COVID-19 cases trending younger
A growing number of people are waiting for hours in long lines to get tested for COVID-19 and the number of positive cases is rising, especially among younger people.
A second 17-year-old in Florida died Tuesday from the coronavirus, this time in Lee County. Her death brings a new warning about the danger the virus poses to young people.
Florida reported a record 5,508 cases on Wednesday and many are waiting for a response from Gov. Ron DeSantis, who in his brief appearance Wednesday in Miami, did not address the spike in cases directly. Instead, he echoed what he has said before about more testing equals more cases.
“The message is clear and consistent. We have to trust people to make good decisions … if you follow the guidelines, everything works out fine,” he said.
Seventeen-year-old Rebecca Pacter admitted she didn’t follow the rules when she went to a graduation party. She contracted the virus; so did three of her friends.
“I thought there was no way I could catch this,” she said.
The graduating senior at Barron Collier High School in North Naples said the virus hit her hard.
“That Saturday at two in the morning, I woke up unable to breathe and I was coughing. My dad listened to my lungs … sounded like there was fluid in my lungs.”
Rebecca said she’s going to recover and she knows she’s lucky. Two Florida teenagers – both also 17 – died in the last week from COVID-19.
Dr. Bindu Mayi, a microbiology professor at Nova Southeastern University, said that unless things change with people not following guidelines, the virus will continue its spread.
“When we do see the spike in cases, it’s just a matter of time before we see a spike in hospitalizations and then a spike in deaths,” she said.
“There isn’t that fear that keeps them at home so they are out mingling in the community and so the chances of picking up the virus from others who are asymptomatic yet contagious goes up.”
Nationwide, there have been 125 deaths of people ages 15 to 24. In Florida, nine deaths among ages 25 to 34 were reported in April.

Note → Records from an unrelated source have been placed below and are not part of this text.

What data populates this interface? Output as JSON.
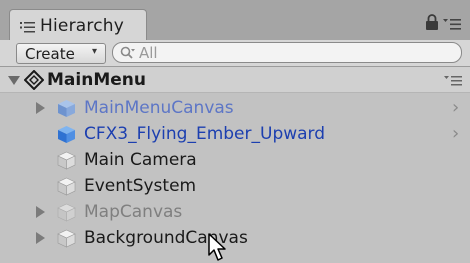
{
  "header": {
    "tab_title": "Hierarchy",
    "tab_icon": "list-icon",
    "lock_icon": "lock-icon",
    "menu_icon": "panel-menu-icon"
  },
  "toolbar": {
    "create_label": "Create",
    "create_arrow": "▾",
    "search_placeholder": "All",
    "search_icon": "search-icon"
  },
  "tree": {
    "scene": {
      "name": "MainMenu",
      "icon": "unity-logo-icon",
      "menu_icon": "scene-menu-icon"
    },
    "items": [
      {
        "label": "MainMenuCanvas",
        "style": "blue-faded",
        "expandable": true,
        "has_arrow": true,
        "icon": "prefab-cube-icon"
      },
      {
        "label": "CFX3_Flying_Ember_Upward",
        "style": "blue",
        "expandable": false,
        "has_arrow": true,
        "icon": "prefab-cube-icon"
      },
      {
        "label": "Main Camera",
        "style": "normal",
        "expandable": false,
        "has_arrow": false,
        "icon": "gameobject-cube-icon"
      },
      {
        "label": "EventSystem",
        "style": "normal",
        "expandable": false,
        "has_arrow": false,
        "icon": "gameobject-cube-icon"
      },
      {
        "label": "MapCanvas",
        "style": "grey",
        "expandable": true,
        "has_arrow": false,
        "icon": "gameobject-cube-icon"
      },
      {
        "label": "BackgroundCanvas",
        "style": "normal",
        "expandable": true,
        "has_arrow": false,
        "icon": "gameobject-cube-icon"
      }
    ],
    "chevron": "›"
  },
  "colors": {
    "prefab_blue": "#1c3fb0",
    "prefab_blue_faded": "#5d76c6",
    "disabled_grey": "#7f7f7f",
    "panel_bg": "#c2c2c2"
  }
}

Today, that figure has doubled.
DeSantis announced the state will debut a public service campaign “soon” to constantly remind everyone of all ages to avoid the “three Cs” – closed spaces, crowded places and close-contact settings.